The stake of ownership of a shareholder in a company is represented by shares. A shareholder’s portion of the interest is equally proportional to the portion of the sum paid towards the entire capital owed to the company.
It could be segregated under two broad classifications-
1. Ordinary Equity Shares
2. Preference Shares
The term ‘Share’ represents a share in the company’s capital, including the stock capital. According to subsection 84 of section 2 of the Companies Act, 2013, it is an instrument to gauge the shareholder’s interest in the assets of a company. Here we will understand the two major types such as the ordinary share and the preferential share.
We shall further take up some of the statements and statutes that drawn up around them.
The privileges and the responsibilities of a shareholder are dictated by the Memorandum and Articles of Association of a company. According to the provisions of the Companies Act 2013, a shareholder must also possess some contractual privileges and some other privileges.
The share or debenture or any other entitlements of any of the associates of the company is declared to be transferable by Section 44 of the Companies Act, 2013. They are movable in the way specified in the Articles of the company. The numbering of each share is ratified by Section 45. Every share possesses a unique number. However, the rule is not applicable in case of individual holding rights to receive benefits on a share held by a third party.
Kinds of Share Capital
The share capital of a company is classified into two types broadly, as per Section 43 of the Companies Act, 2013.
1. Equity Share Capital
2. Preferential Share Capital
Equity Share Capital

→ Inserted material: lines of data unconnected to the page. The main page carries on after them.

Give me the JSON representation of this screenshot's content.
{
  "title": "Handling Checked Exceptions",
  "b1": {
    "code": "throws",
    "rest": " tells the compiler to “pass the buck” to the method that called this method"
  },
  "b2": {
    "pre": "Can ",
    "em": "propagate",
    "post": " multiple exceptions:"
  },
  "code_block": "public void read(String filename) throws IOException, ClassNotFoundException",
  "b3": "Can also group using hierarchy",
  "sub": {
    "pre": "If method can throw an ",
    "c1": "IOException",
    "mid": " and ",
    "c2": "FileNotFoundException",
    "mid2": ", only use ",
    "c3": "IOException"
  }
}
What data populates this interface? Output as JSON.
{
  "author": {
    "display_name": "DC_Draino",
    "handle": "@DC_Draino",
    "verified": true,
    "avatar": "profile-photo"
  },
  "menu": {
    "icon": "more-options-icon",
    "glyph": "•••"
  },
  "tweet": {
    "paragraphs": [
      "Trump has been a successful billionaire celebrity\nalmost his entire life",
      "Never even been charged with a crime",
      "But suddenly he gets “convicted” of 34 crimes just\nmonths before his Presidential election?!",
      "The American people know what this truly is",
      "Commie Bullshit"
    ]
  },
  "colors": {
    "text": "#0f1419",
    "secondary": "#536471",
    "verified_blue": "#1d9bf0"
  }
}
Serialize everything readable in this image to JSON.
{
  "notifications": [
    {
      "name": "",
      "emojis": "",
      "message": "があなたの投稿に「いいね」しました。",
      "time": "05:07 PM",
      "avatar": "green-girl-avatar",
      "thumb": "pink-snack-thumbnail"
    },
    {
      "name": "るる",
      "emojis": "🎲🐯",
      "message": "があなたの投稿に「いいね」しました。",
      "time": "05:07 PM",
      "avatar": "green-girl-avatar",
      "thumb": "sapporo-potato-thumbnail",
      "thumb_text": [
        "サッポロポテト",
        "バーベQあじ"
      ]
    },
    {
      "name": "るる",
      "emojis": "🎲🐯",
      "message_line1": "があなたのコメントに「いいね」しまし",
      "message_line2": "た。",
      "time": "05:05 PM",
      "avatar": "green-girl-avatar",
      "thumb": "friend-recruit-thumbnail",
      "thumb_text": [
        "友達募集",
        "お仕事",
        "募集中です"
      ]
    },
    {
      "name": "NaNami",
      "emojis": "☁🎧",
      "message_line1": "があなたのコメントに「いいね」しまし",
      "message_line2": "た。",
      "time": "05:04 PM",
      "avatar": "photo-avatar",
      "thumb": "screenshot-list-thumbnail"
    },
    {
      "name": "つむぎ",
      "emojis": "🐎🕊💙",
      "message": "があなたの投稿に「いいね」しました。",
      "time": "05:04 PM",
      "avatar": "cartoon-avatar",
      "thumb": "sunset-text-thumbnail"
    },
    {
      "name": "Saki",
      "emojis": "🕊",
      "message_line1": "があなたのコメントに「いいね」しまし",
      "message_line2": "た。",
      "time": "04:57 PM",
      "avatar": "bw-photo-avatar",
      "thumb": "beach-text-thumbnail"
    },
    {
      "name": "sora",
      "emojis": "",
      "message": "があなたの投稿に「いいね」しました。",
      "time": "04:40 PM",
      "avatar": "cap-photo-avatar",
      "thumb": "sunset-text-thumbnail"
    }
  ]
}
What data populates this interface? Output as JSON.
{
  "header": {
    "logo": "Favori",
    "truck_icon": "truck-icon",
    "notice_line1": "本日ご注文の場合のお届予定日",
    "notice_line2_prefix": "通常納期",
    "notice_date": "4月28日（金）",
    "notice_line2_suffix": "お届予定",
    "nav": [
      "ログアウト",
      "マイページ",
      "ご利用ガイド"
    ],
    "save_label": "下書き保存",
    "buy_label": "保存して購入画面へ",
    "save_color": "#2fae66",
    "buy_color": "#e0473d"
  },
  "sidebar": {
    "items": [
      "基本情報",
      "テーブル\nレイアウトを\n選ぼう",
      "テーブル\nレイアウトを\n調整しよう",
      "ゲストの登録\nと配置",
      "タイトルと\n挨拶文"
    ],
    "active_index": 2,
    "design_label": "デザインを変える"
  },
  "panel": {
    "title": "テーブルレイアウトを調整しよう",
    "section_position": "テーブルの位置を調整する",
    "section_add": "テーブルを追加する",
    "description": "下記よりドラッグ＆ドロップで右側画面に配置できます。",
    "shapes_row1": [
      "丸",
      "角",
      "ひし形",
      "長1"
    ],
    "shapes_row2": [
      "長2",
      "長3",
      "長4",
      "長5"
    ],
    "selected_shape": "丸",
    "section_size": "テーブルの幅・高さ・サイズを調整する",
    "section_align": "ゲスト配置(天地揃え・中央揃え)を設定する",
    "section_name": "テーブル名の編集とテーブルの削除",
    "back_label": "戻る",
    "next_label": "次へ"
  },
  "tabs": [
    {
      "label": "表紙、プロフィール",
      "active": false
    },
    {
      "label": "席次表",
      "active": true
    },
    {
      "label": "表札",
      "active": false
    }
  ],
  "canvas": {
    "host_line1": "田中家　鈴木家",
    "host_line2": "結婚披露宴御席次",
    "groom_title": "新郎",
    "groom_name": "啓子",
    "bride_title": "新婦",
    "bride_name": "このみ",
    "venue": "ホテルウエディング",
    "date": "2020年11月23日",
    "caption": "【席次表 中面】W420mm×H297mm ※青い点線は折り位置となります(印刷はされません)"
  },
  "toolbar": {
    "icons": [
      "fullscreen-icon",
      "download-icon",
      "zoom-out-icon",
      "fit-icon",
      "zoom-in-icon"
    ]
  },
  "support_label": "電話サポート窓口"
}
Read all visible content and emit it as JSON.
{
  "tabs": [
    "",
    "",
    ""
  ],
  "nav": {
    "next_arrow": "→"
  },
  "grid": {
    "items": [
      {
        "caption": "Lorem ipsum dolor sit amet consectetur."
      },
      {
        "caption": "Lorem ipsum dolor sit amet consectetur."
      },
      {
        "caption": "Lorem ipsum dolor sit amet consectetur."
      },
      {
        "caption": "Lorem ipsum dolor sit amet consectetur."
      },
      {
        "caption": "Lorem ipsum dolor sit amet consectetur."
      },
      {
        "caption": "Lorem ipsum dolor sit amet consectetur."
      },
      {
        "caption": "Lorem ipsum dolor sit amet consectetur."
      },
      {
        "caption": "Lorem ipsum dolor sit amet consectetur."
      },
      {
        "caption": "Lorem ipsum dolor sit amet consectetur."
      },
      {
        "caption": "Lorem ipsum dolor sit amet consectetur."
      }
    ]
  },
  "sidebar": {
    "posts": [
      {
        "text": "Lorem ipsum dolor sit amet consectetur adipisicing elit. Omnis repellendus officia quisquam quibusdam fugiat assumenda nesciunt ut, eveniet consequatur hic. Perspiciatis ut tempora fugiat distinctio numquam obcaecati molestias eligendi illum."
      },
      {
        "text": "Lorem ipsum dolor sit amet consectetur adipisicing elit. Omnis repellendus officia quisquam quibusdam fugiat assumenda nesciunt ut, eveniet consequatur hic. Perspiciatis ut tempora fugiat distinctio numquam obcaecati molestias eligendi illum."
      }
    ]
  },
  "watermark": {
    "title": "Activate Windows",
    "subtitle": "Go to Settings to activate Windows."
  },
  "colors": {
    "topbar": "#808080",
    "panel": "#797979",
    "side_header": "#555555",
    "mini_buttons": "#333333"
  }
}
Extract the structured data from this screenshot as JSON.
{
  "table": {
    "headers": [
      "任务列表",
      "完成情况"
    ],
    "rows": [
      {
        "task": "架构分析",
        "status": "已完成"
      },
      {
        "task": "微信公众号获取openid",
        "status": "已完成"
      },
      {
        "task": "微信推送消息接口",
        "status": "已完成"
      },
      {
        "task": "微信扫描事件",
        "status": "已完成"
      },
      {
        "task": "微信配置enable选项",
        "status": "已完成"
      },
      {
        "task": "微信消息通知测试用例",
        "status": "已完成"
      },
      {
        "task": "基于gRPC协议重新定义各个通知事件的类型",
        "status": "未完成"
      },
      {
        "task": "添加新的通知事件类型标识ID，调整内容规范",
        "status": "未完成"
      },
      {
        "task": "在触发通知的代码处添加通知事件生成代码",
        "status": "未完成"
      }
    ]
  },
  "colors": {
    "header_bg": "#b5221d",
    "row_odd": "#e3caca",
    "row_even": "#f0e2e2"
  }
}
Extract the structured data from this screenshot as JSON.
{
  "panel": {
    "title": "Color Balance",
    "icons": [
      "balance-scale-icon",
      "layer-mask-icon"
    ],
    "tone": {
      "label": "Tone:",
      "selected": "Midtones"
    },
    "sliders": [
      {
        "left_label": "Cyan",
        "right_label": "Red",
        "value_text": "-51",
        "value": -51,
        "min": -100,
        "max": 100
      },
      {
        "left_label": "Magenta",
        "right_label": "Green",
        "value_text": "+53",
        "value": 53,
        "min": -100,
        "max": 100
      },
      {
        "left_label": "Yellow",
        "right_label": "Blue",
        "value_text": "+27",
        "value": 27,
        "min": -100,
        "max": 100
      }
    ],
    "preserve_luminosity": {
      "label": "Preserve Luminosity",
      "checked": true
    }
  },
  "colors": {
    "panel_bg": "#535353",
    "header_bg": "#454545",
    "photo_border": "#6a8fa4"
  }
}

Equity share capital constitutes the total sum of money pitched in by the investors and owners of a company for the capital of the company. The other names for it are simply ‘equity’ or ‘share capital’ or ‘equity share’. The equity share capital of a company is calculated by multiplying the number of equity with the face-value of each share. They are of two types:
Equity share with rights to vote.
Equity share with differential rights to dividends, voting and the likes, according to the regulations.
Tata Motors launched equity with differential voting rights in 2008 called the ‘A’ equity share. The regulation said-
There was only one voting right with every 10 ‘A’ equity.
It had more dividend than the ordinary share by 5 percentage points.
The ‘A’ equity traded at a discounted price to ordinary shares with total rights to vote, due to the difference in the rights to vote.
Preferential Share Capital
Preference or Preferential Share Capital raised through issuing preference shares carry preferential rights for:
Payment of Dividend: Calculated at a fixed rate of dividend which might or might not be subjected to the payment of income taxes.
Repayment of Capital: Comes with preferential rights to claim assets and avail profits of any fixed premium or premium on any fixed scale during liquidation or repayment of the paid-up capital, regulated by The Memorandum or Articles of the company.
Deeming of Share Capital as Preference Capital
A deeming provision of the share capital is created by an explanation under section 43, according to which, share capital shall be deemed to be preference capital if it has both or either of the following two characteristics:
Along with the preferential rights in the Dividend, the share capital has the right to fully or partially participate with capital that doesn’t have any right to participate in the preferential rights in the Dividend.
If getting liquidated, in addition to the preference rights in repayment, the share capital is entitled to fully or partially participate with other capital which doesn’t have any preferential rights in the remaining surplus amount after having repaid the total capital.
However, the Memorandum or Articles of Associates of private companies could dictate if Section 43 is pertinent.